There’s free parking on site. You could also take the train (Hurstbridge line) to Heidelberg station and then the 903 bus (Mordialloc bound) to Heide. Disembark at the Bridge Street/Manningham Road stop and walk to Heide through Banksia Park.
Located only 20 minutes away from Melbourne CBD, Brighton is an excellent destination for people who want to get away from the city without having to travel for too long.
This coastal suburb is the perfect place to visit if you’re going to get out in the fresh air and enjoy the beach. The Brighton Bathing boxes are the most famous landmark in the area. Not only are they beautiful and colourful, but they are also a historical site. They’ve been around since the 19th century!
From the station, it takes less than 10 minutes to reach the bathing boxes. There are quite a few of them, and you will love taking beautiful photos there.
Pro tip: the most famous beach chalet is the one with the Australian Flag. People usually queue to take pictures in front of it. If you walk further down, you will discover many other beach chalets that are just as beautiful and don’t get as much attention.

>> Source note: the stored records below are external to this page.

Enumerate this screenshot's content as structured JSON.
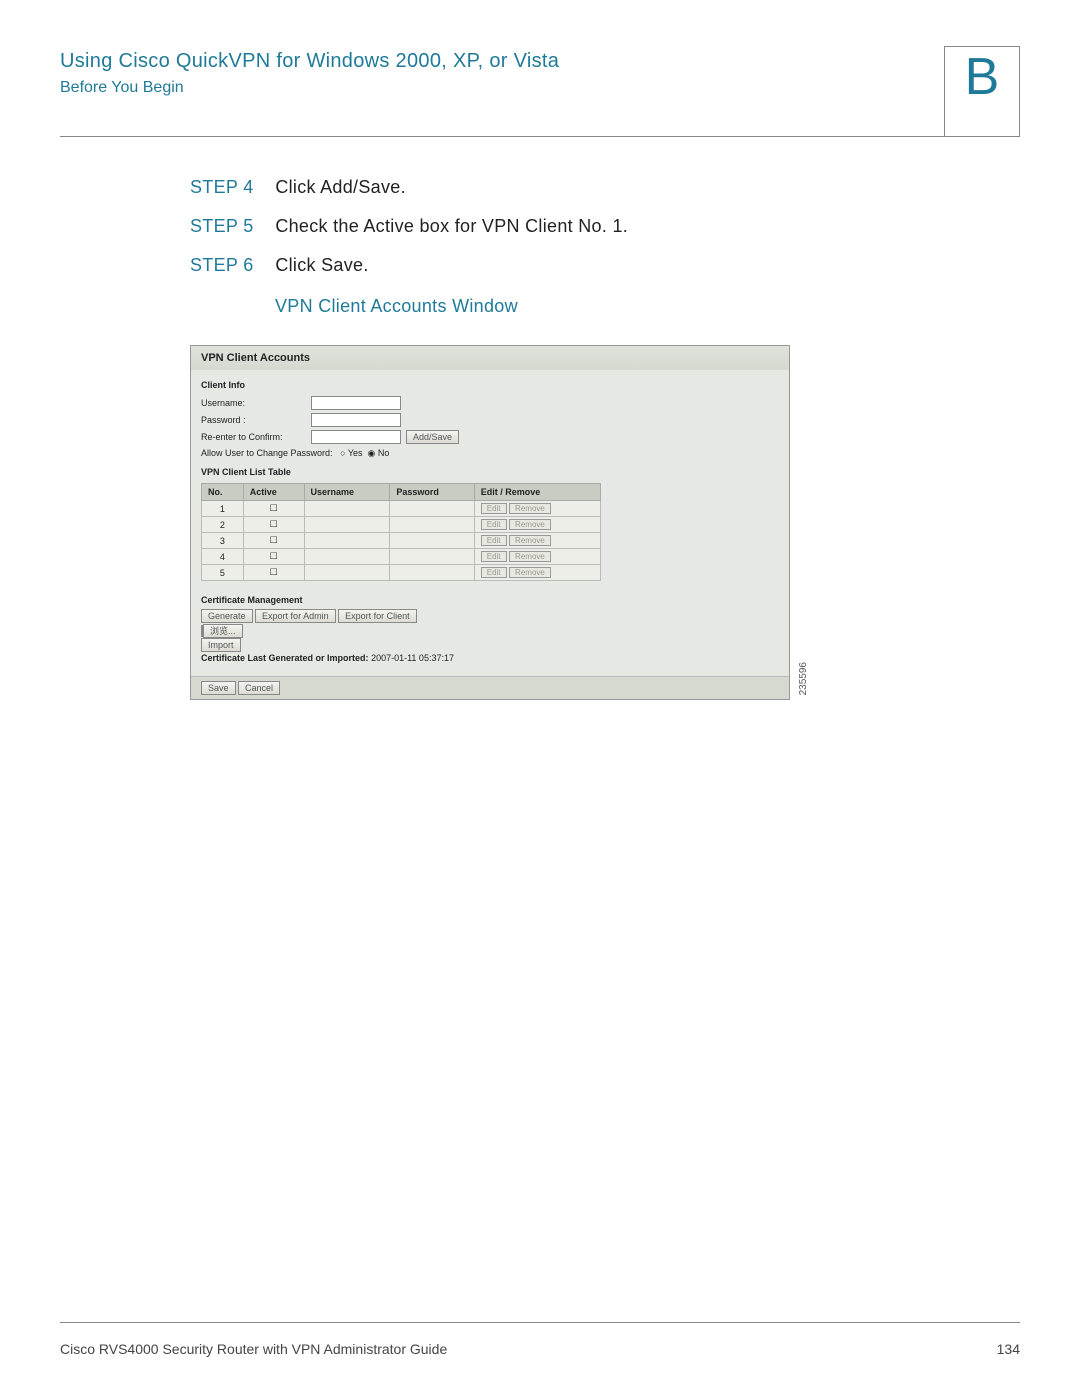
{
  "header": {
    "title": "Using Cisco QuickVPN for Windows 2000, XP, or Vista",
    "subtitle": "Before You Begin",
    "appendix": "B"
  },
  "steps": [
    {
      "label": "STEP 4",
      "text": "Click Add/Save."
    },
    {
      "label": "STEP 5",
      "text": "Check the Active box for VPN Client No. 1."
    },
    {
      "label": "STEP 6",
      "text": "Click Save."
    }
  ],
  "caption": "VPN Client Accounts Window",
  "shot": {
    "title": "VPN Client Accounts",
    "client_info_label": "Client Info",
    "username_label": "Username:",
    "password_label": "Password :",
    "reenter_label": "Re-enter to Confirm:",
    "addsave": "Add/Save",
    "allow_change_label": "Allow User to Change Password:",
    "yes": "Yes",
    "no": "No",
    "list_table_label": "VPN Client List Table",
    "cols": {
      "no": "No.",
      "active": "Active",
      "username": "Username",
      "password": "Password",
      "editremove": "Edit / Remove"
    },
    "rows": [
      "1",
      "2",
      "3",
      "4",
      "5"
    ],
    "edit": "Edit",
    "remove": "Remove",
    "cert_label": "Certificate Management",
    "generate": "Generate",
    "export_admin": "Export for Admin",
    "export_client": "Export for Client",
    "browse": "浏览...",
    "import": "Import",
    "cert_last_label": "Certificate Last Generated or Imported:",
    "cert_last_value": "2007-01-11 05:37:17",
    "save": "Save",
    "cancel": "Cancel",
    "sidecode": "235596"
  },
  "footer": {
    "left": "Cisco RVS4000 Security Router with VPN Administrator Guide",
    "page": "134"
  }
}
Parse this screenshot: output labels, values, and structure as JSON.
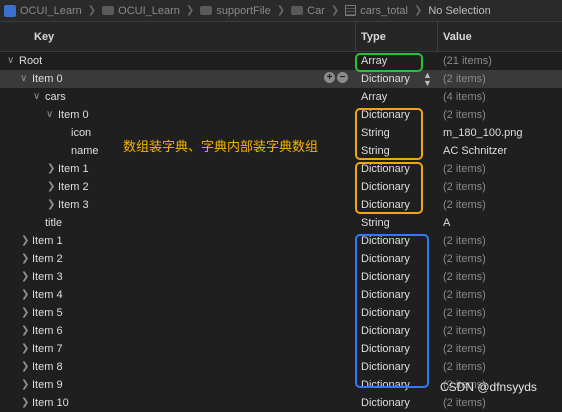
{
  "breadcrumbs": [
    "OCUI_Learn",
    "OCUI_Learn",
    "supportFile",
    "Car",
    "cars_total",
    "No Selection"
  ],
  "columns": {
    "key": "Key",
    "type": "Type",
    "value": "Value"
  },
  "rows": [
    {
      "key": "Root",
      "type": "Array",
      "value": "(21 items)"
    },
    {
      "key": "Item 0",
      "type": "Dictionary",
      "value": "(2 items)"
    },
    {
      "key": "cars",
      "type": "Array",
      "value": "(4 items)"
    },
    {
      "key": "Item 0",
      "type": "Dictionary",
      "value": "(2 items)"
    },
    {
      "key": "icon",
      "type": "String",
      "value": "m_180_100.png"
    },
    {
      "key": "name",
      "type": "String",
      "value": "AC Schnitzer"
    },
    {
      "key": "Item 1",
      "type": "Dictionary",
      "value": "(2 items)"
    },
    {
      "key": "Item 2",
      "type": "Dictionary",
      "value": "(2 items)"
    },
    {
      "key": "Item 3",
      "type": "Dictionary",
      "value": "(2 items)"
    },
    {
      "key": "title",
      "type": "String",
      "value": "A"
    },
    {
      "key": "Item 1",
      "type": "Dictionary",
      "value": "(2 items)"
    },
    {
      "key": "Item 2",
      "type": "Dictionary",
      "value": "(2 items)"
    },
    {
      "key": "Item 3",
      "type": "Dictionary",
      "value": "(2 items)"
    },
    {
      "key": "Item 4",
      "type": "Dictionary",
      "value": "(2 items)"
    },
    {
      "key": "Item 5",
      "type": "Dictionary",
      "value": "(2 items)"
    },
    {
      "key": "Item 6",
      "type": "Dictionary",
      "value": "(2 items)"
    },
    {
      "key": "Item 7",
      "type": "Dictionary",
      "value": "(2 items)"
    },
    {
      "key": "Item 8",
      "type": "Dictionary",
      "value": "(2 items)"
    },
    {
      "key": "Item 9",
      "type": "Dictionary",
      "value": "(2 items)"
    },
    {
      "key": "Item 10",
      "type": "Dictionary",
      "value": "(2 items)"
    }
  ],
  "annotation": "数组装字典、字典内部装字典数组",
  "watermark": "CSDN @dfnsyyds",
  "colors": {
    "green_box": "#27c23b",
    "orange_box": "#f1a512",
    "blue_box": "#2f7bf5",
    "annotation": "#f4b400"
  }
}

It’s also an excellent spot to soak up the views of the Melbourne skyline. Once you are done with the beach, roam around Brighton and discover the local shops. For the whole experience, grab some fish and chips!

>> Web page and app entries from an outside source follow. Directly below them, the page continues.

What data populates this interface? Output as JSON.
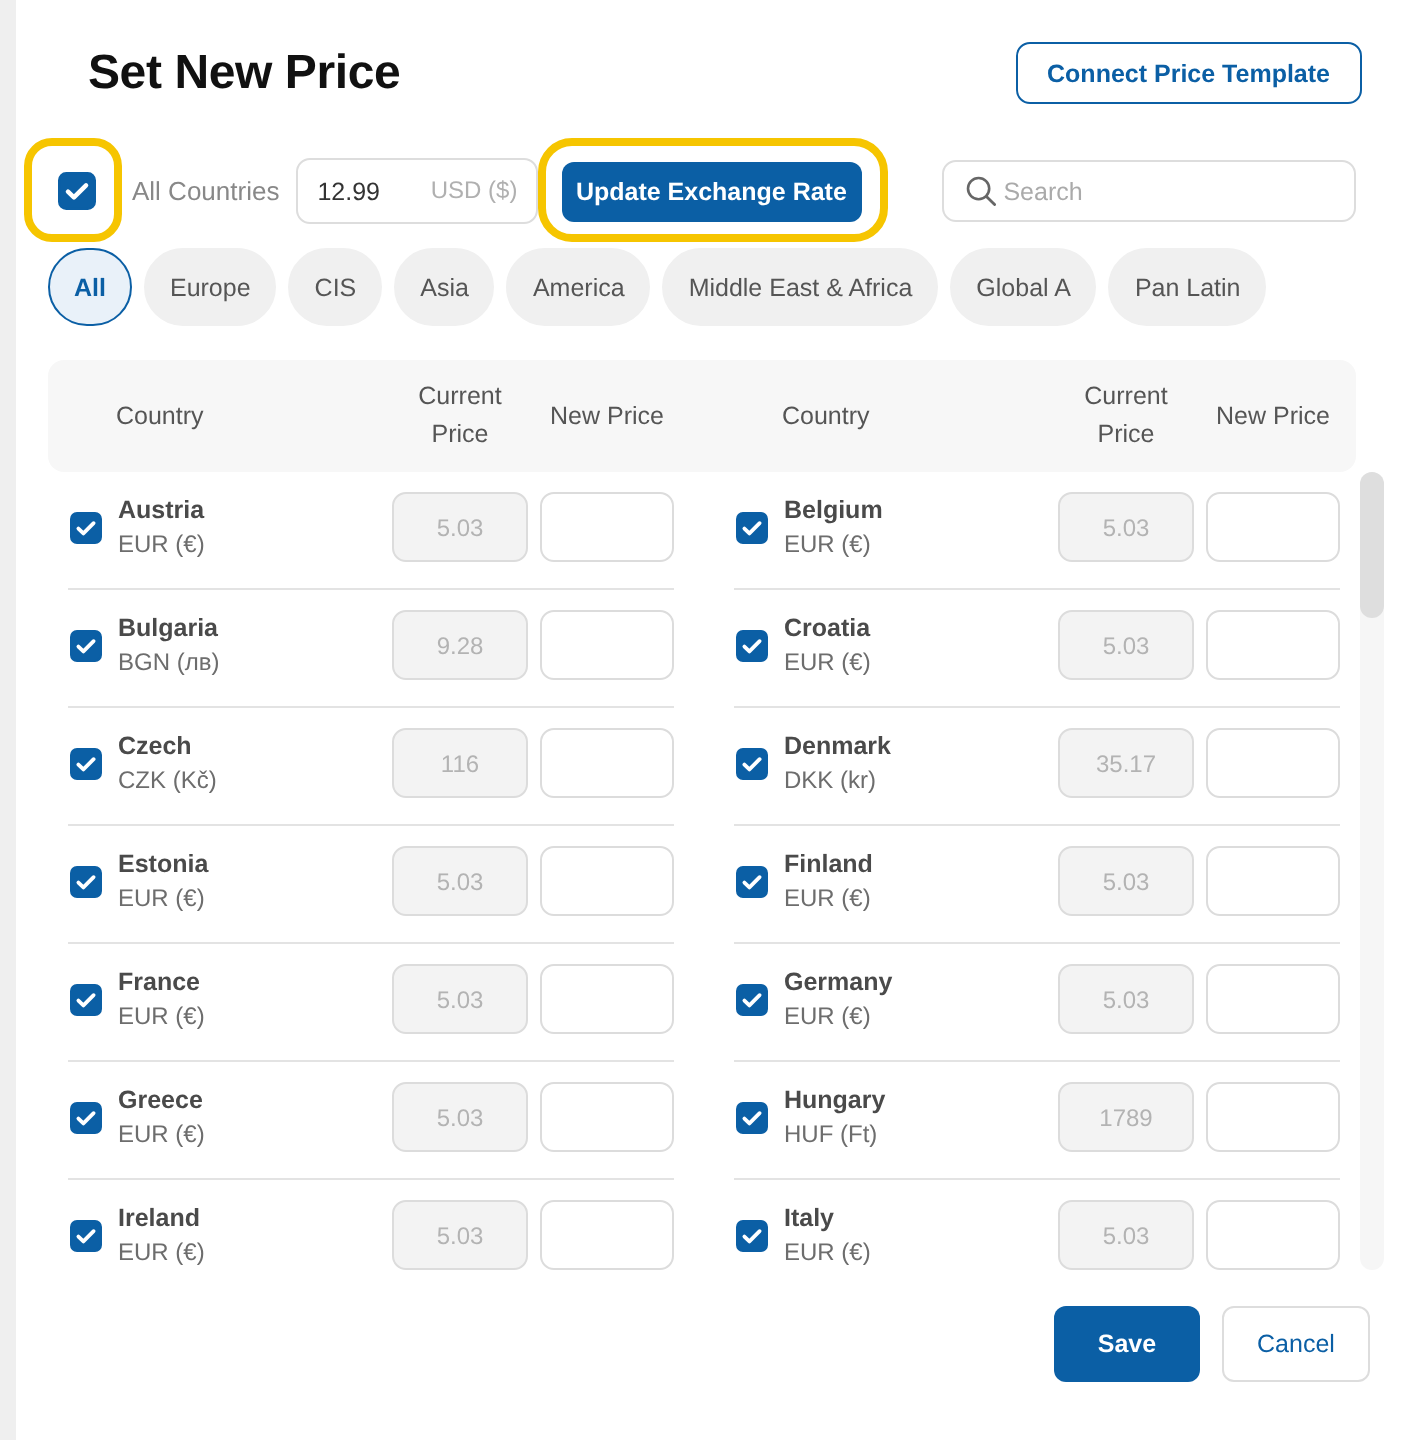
{
  "title": "Set New Price",
  "connect_button": {
    "label": "Connect Price Template"
  },
  "all_countries": {
    "label": "All Countries",
    "checked": true,
    "highlighted": true
  },
  "base_price": {
    "value": "12.99",
    "currency": "USD ($)"
  },
  "update_button": {
    "label": "Update Exchange Rate",
    "highlighted": true
  },
  "search": {
    "placeholder": "Search"
  },
  "regions": [
    {
      "label": "All",
      "selected": true
    },
    {
      "label": "Europe",
      "selected": false
    },
    {
      "label": "CIS",
      "selected": false
    },
    {
      "label": "Asia",
      "selected": false
    },
    {
      "label": "America",
      "selected": false
    },
    {
      "label": "Middle East & Africa",
      "selected": false
    },
    {
      "label": "Global A",
      "selected": false
    },
    {
      "label": "Pan Latin",
      "selected": false
    }
  ],
  "table": {
    "columns": [
      "Country",
      "Current Price",
      "New Price",
      "Country",
      "Current Price",
      "New Price"
    ],
    "rows": [
      {
        "country": "Austria",
        "currency": "EUR (€)",
        "current_price": "5.03",
        "checked": true
      },
      {
        "country": "Belgium",
        "currency": "EUR (€)",
        "current_price": "5.03",
        "checked": true
      },
      {
        "country": "Bulgaria",
        "currency": "BGN (лв)",
        "current_price": "9.28",
        "checked": true
      },
      {
        "country": "Croatia",
        "currency": "EUR (€)",
        "current_price": "5.03",
        "checked": true
      },
      {
        "country": "Czech",
        "currency": "CZK (Kč)",
        "current_price": "116",
        "checked": true
      },
      {
        "country": "Denmark",
        "currency": "DKK (kr)",
        "current_price": "35.17",
        "checked": true
      },
      {
        "country": "Estonia",
        "currency": "EUR (€)",
        "current_price": "5.03",
        "checked": true
      },
      {
        "country": "Finland",
        "currency": "EUR (€)",
        "current_price": "5.03",
        "checked": true
      },
      {
        "country": "France",
        "currency": "EUR (€)",
        "current_price": "5.03",
        "checked": true
      },
      {
        "country": "Germany",
        "currency": "EUR (€)",
        "current_price": "5.03",
        "checked": true
      },
      {
        "country": "Greece",
        "currency": "EUR (€)",
        "current_price": "5.03",
        "checked": true
      },
      {
        "country": "Hungary",
        "currency": "HUF (Ft)",
        "current_price": "1789",
        "checked": true
      },
      {
        "country": "Ireland",
        "currency": "EUR (€)",
        "current_price": "5.03",
        "checked": true
      },
      {
        "country": "Italy",
        "currency": "EUR (€)",
        "current_price": "5.03",
        "checked": true
      }
    ]
  },
  "buttons": [
    {
      "label": "Save",
      "kind": "primary"
    },
    {
      "label": "Cancel",
      "kind": "secondary"
    }
  ]
}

This is one of the best short trips from Melbourne. You can quickly get to Brighton by car (20 minutes drive) or by train (15 minutes from Flinders Street Station). If you opt for the train, you can either buy a ticket or use your Myki card. It costs less than $5.
While you’re visiting the Melbourne region, explore the mysteries and history of Hanging Rock. This former volcano lies 718 metres above sea level near the small town of Woodend.
It was created 6 million years ago by magma pouring from a narrow vent in the bedrock and is an excellent example of a mamelon mountain.
The walk up to the summit is only 1.5km long (almost one mile), but you should allow about one hour to explore all the rock formations and admire the views.
As a class 3 track, it is recommended for closed in shoes and for people with some bushwalking experience. Alternatively, there are also wineries, parks, markets, and gardens to visit in the area.
Hanging Rock is so famous in Australia that a small group of boarding school girls disappeared after a picnic in 1900. A book was written about the story in 1967, and a movie produced in 1975, which has ensured the story has survived more generations.
Hanging Rock lies about 70km north of Melbourne city and takes about one hour to get there. As it’s a self-guided tour and a free walk to the summit, there is no need for tour operators. This means the fastest and easiest way to get there is by driving yourself.
The forested slopes of the Dandenong Ranges are the perfect green escape just an hour from the city. You’ll find beautiful gardens and hiking trails as well as cute villages for a delicious lunch or afternoon tea.
It’s a popular local exercise spot that involves a challenging climb up steps through eucalyptus trees and ferns—we even saw a wallaby. There’s no view at the top—it’s more about experiencing the rainforest and getting your heart pumping.
A few doors down is an excellent organic shop, The Organic Fanatic, where we treated ourselves to a bouquet of beautiful poppies and some locally made vegan chocolates by Medita.
Next up was our favourite stop of the day—the William Ricketts Sanctuary, a fabulous sculpture garden in the forest. The unique clay sculptures merge with the rocks beneath the towering eucalyptus trees.
Other popular places to visit in the Dandenongs if you have more time are the Puffing Billy steam train, The Piggery for afternoon tea, and more gardens such as Alfred Nicholas and George Tindale.
The Dandenong Ranges are best visited with your own vehicle. We started in the south and worked our way north before heading back to the city. The 1000 Steps are 40km east of Melbourne CBD and take less than an hour to reach.
Melbourne is famous for its culture, and the National Gallery of Victoria is the jewel in the crown. It's not only the oldest public art gallery in Australia, it's also the most visited. Here, you can admire more than 70,000 works of European, Asian, Oceanic, and American art in two city locations.